As we were saying, this, reads like a page out of the Gospel Guardian in 1955. 'Why has Brother Woods forsaken us? Our brother has undergone a radical change in the principles to which he subscribes. The sad truth is, too, that he has exchanged sound principles of Divine truth for "digressive" propaganda worn threadbare for the past 100 years. Hear him further:

" For it hath been the good pleasure of Macedonia and Achaia to make a certain contribution for the poor among the saints that are at Jerusalem.' (Rom. 15:26.) Paul labored at length in the provinces of Macedonia and Achaia. (See Lessons X and XII, Third Quarter.) When these brethren heard of the distress that was occasioned in Judea because of a famine in those parts, they determined to send relief. There were many poor saints in Jerusalem at this time. The brethren there had undergone many persecutions and had likely been spoiled of their goods. The Gentile churches had profited by the fact that the Jews had brought the gospel to them, and they determined to repay in part this obligation by sending to their needs in a financial way.
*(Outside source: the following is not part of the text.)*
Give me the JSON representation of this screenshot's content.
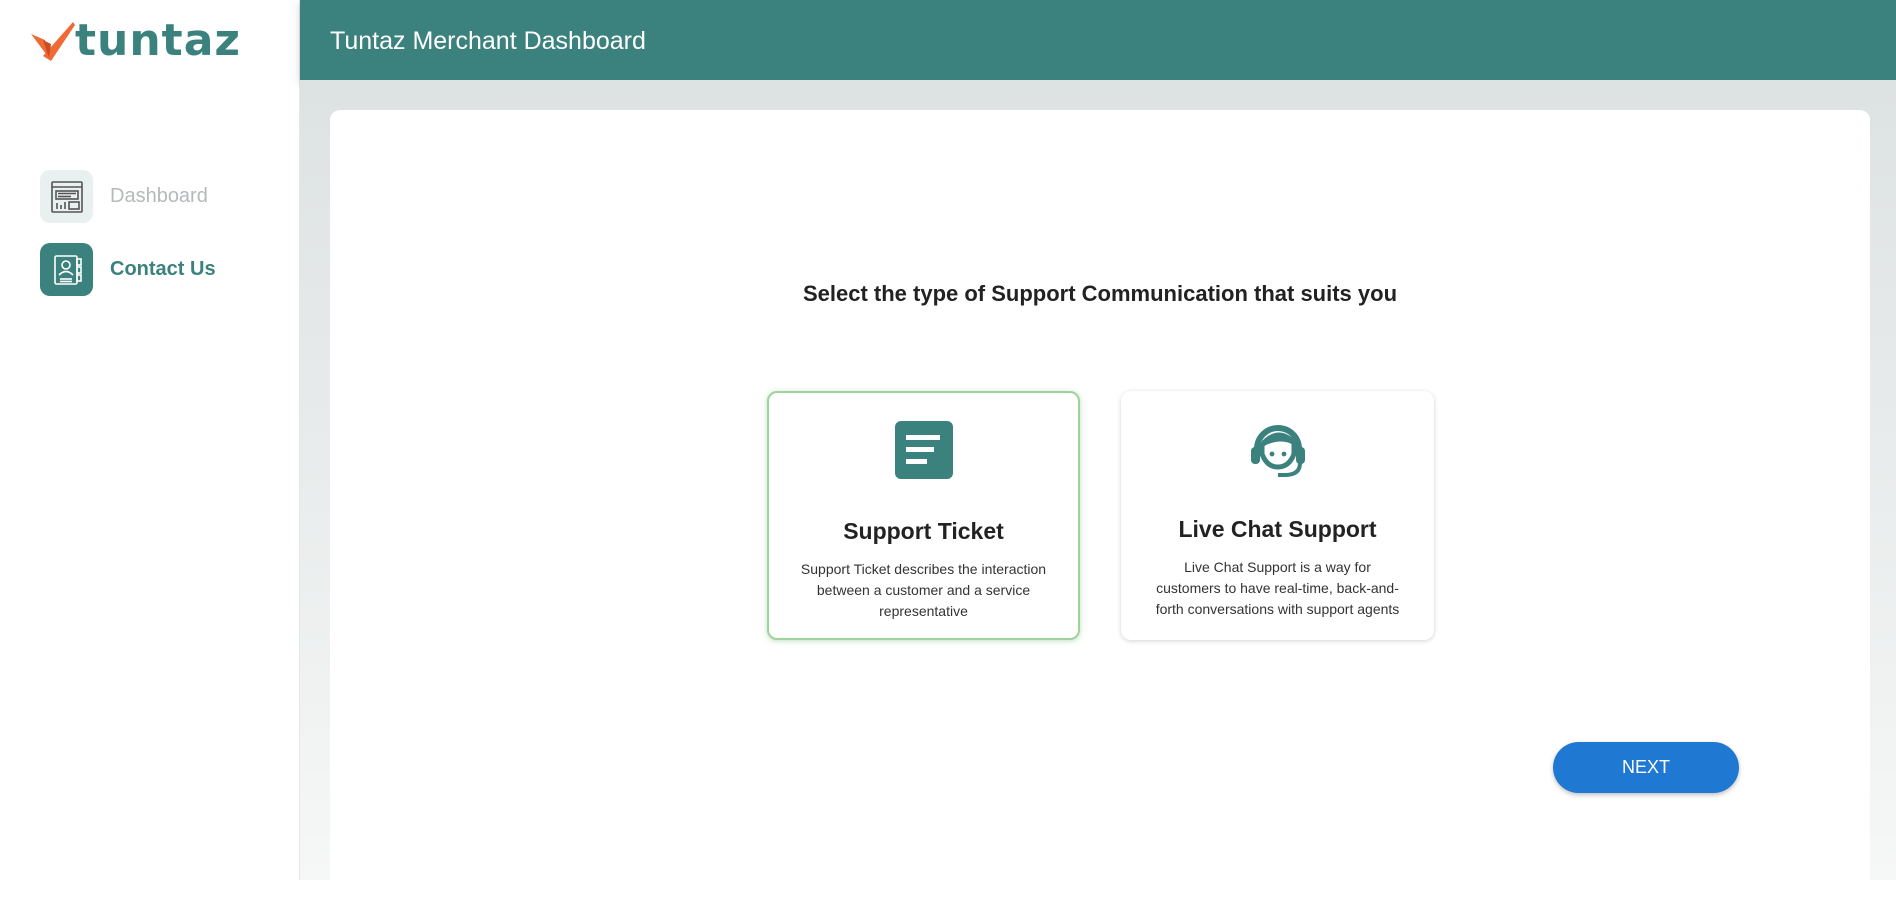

Paul explains it thus: 'It hath been their good pleasure; and their debtors they are. For if the Gentiles have been made partakers of their spiritual things, they owe it to them also to minister unto them in carnal things." (Rom. 15:27.) Concerning this contribution see 1 Cor. 16:1, 2; 2 Cor. 8:1, and 9:2. For another such contribution for the poor in Jerusalem, see Acts 11:27-30. It should be noted that there was no elaborate organization for the discharge of these charitable functions. The contributions were sent directly to the elders by the churches who raised the offering. This is the New Testament method of functioning. We should be highly suspicious of any scheme that requires the setting up of an organization independent of the church in order to accomplish its work." (Annual Lesson Commentary, 1946, Pages 337, 338.)

Now, in 1954, Brother Woods sings another tune. He unequivocally supports the benevolent organizations among the brethren making no distinction whatever between them. Furthermore, he stigmatizes as hobby riders, cranks, and eccentrics those who now espouse the views he once entertained and taught — as recently as 1946. Yet, he maintains that he occupies the same position today he occupied at the very beginning of his efforts as a preacher. Here is an anomaly extraordinary which fact Suggests our topic for the next article: "The Unconscious Metamorphosis of a Self-Indicted Hobbyist." Look for it.